The full set of entries is to be returned word for word.

START Extracted entries

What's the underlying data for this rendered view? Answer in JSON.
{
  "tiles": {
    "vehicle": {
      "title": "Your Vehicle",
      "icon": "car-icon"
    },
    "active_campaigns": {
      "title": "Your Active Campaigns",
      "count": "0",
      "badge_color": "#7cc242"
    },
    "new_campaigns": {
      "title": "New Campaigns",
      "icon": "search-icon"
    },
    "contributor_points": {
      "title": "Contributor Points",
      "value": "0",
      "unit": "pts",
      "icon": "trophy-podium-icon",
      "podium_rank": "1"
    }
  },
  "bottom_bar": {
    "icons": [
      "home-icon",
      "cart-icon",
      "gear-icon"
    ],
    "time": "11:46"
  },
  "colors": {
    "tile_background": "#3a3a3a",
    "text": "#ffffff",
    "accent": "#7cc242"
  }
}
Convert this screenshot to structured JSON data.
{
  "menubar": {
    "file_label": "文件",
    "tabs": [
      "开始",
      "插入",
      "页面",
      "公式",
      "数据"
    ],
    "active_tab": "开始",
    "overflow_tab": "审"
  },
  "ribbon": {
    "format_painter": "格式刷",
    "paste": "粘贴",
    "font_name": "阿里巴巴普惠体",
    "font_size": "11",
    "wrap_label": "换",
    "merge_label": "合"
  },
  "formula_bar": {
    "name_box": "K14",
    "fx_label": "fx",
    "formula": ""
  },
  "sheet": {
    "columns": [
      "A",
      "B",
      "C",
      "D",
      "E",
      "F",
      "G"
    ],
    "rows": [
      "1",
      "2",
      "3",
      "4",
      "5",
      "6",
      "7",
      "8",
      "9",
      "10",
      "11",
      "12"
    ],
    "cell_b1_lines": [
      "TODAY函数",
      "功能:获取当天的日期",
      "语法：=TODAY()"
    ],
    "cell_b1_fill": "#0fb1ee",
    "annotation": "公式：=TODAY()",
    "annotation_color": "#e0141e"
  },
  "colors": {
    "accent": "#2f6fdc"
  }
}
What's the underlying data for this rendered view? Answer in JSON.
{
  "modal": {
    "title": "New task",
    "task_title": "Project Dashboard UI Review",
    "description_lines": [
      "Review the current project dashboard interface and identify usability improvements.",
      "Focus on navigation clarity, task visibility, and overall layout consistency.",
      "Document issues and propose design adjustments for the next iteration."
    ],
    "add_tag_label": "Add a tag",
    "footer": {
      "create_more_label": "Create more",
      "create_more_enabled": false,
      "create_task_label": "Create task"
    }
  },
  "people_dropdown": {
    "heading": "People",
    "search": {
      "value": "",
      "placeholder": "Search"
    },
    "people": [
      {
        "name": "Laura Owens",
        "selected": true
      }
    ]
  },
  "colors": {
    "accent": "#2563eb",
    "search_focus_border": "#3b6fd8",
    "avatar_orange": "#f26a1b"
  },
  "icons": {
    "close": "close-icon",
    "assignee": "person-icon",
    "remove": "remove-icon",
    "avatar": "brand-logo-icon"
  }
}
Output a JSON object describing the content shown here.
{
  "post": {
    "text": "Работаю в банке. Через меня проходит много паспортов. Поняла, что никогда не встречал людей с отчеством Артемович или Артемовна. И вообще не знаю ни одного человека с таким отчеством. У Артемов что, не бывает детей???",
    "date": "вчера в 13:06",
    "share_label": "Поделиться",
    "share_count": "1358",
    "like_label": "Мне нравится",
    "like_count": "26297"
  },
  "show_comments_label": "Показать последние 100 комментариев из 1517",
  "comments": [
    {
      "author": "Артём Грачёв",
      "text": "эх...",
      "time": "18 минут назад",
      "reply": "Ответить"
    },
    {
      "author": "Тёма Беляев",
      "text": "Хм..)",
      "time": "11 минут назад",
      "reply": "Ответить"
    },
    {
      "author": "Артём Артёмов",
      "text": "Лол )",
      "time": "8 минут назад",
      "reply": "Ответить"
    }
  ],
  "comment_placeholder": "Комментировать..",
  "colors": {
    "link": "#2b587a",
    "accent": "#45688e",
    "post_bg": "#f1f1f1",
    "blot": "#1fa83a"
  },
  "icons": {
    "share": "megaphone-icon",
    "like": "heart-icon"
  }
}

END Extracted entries

* **Response**:
What's the underlying data for this rendered view? Answer in JSON.
{
  "tiles": {
    "vehicle": {
      "title": "Your Vehicle",
      "icon": "car-icon"
    },
    "active_campaigns": {
      "title": "Your Active Campaigns",
      "count": "0",
      "badge_color": "#7cc242"
    },
    "new_campaigns": {
      "title": "New Campaigns",
      "icon": "search-icon"
    },
    "contributor_points": {
      "title": "Contributor Points",
      "value": "0",
      "unit": "pts",
      "icon": "trophy-podium-icon",
      "podium_rank": "1"
    }
  },
  "bottom_bar": {
    "icons": [
      "home-icon",
      "cart-icon",
      "gear-icon"
    ],
    "time": "11:46"
  },
  "colors": {
    "tile_background": "#3a3a3a",
    "text": "#ffffff",
    "accent": "#7cc242"
  }
}
Convert this screenshot to structured JSON data.
{
  "menubar": {
    "file_label": "文件",
    "tabs": [
      "开始",
      "插入",
      "页面",
      "公式",
      "数据"
    ],
    "active_tab": "开始",
    "overflow_tab": "审"
  },
  "ribbon": {
    "format_painter": "格式刷",
    "paste": "粘贴",
    "font_name": "阿里巴巴普惠体",
    "font_size": "11",
    "wrap_label": "换",
    "merge_label": "合"
  },
  "formula_bar": {
    "name_box": "K14",
    "fx_label": "fx",
    "formula": ""
  },
  "sheet": {
    "columns": [
      "A",
      "B",
      "C",
      "D",
      "E",
      "F",
      "G"
    ],
    "rows": [
      "1",
      "2",
      "3",
      "4",
      "5",
      "6",
      "7",
      "8",
      "9",
      "10",
      "11",
      "12"
    ],
    "cell_b1_lines": [
      "TODAY函数",
      "功能:获取当天的日期",
      "语法：=TODAY()"
    ],
    "cell_b1_fill": "#0fb1ee",
    "annotation": "公式：=TODAY()",
    "annotation_color": "#e0141e"
  },
  "colors": {
    "accent": "#2f6fdc"
  }
}
What's the underlying data for this rendered view? Answer in JSON.
{
  "modal": {
    "title": "New task",
    "task_title": "Project Dashboard UI Review",
    "description_lines": [
      "Review the current project dashboard interface and identify usability improvements.",
      "Focus on navigation clarity, task visibility, and overall layout consistency.",
      "Document issues and propose design adjustments for the next iteration."
    ],
    "add_tag_label": "Add a tag",
    "footer": {
      "create_more_label": "Create more",
      "create_more_enabled": false,
      "create_task_label": "Create task"
    }
  },
  "people_dropdown": {
    "heading": "People",
    "search": {
      "value": "",
      "placeholder": "Search"
    },
    "people": [
      {
        "name": "Laura Owens",
        "selected": true
      }
    ]
  },
  "colors": {
    "accent": "#2563eb",
    "search_focus_border": "#3b6fd8",
    "avatar_orange": "#f26a1b"
  },
  "icons": {
    "close": "close-icon",
    "assignee": "person-icon",
    "remove": "remove-icon",
    "avatar": "brand-logo-icon"
  }
}
Output a JSON object describing the content shown here.
{
  "post": {
    "text": "Работаю в банке. Через меня проходит много паспортов. Поняла, что никогда не встречал людей с отчеством Артемович или Артемовна. И вообще не знаю ни одного человека с таким отчеством. У Артемов что, не бывает детей???",
    "date": "вчера в 13:06",
    "share_label": "Поделиться",
    "share_count": "1358",
    "like_label": "Мне нравится",
    "like_count": "26297"
  },
  "show_comments_label": "Показать последние 100 комментариев из 1517",
  "comments": [
    {
      "author": "Артём Грачёв",
      "text": "эх...",
      "time": "18 минут назад",
      "reply": "Ответить"
    },
    {
      "author": "Тёма Беляев",
      "text": "Хм..)",
      "time": "11 минут назад",
      "reply": "Ответить"
    },
    {
      "author": "Артём Артёмов",
      "text": "Лол )",
      "time": "8 минут назад",
      "reply": "Ответить"
    }
  ],
  "comment_placeholder": "Комментировать..",
  "colors": {
    "link": "#2b587a",
    "accent": "#45688e",
    "post_bg": "#f1f1f1",
    "blot": "#1fa83a"
  },
  "icons": {
    "share": "megaphone-icon",
    "like": "heart-icon"
  }
}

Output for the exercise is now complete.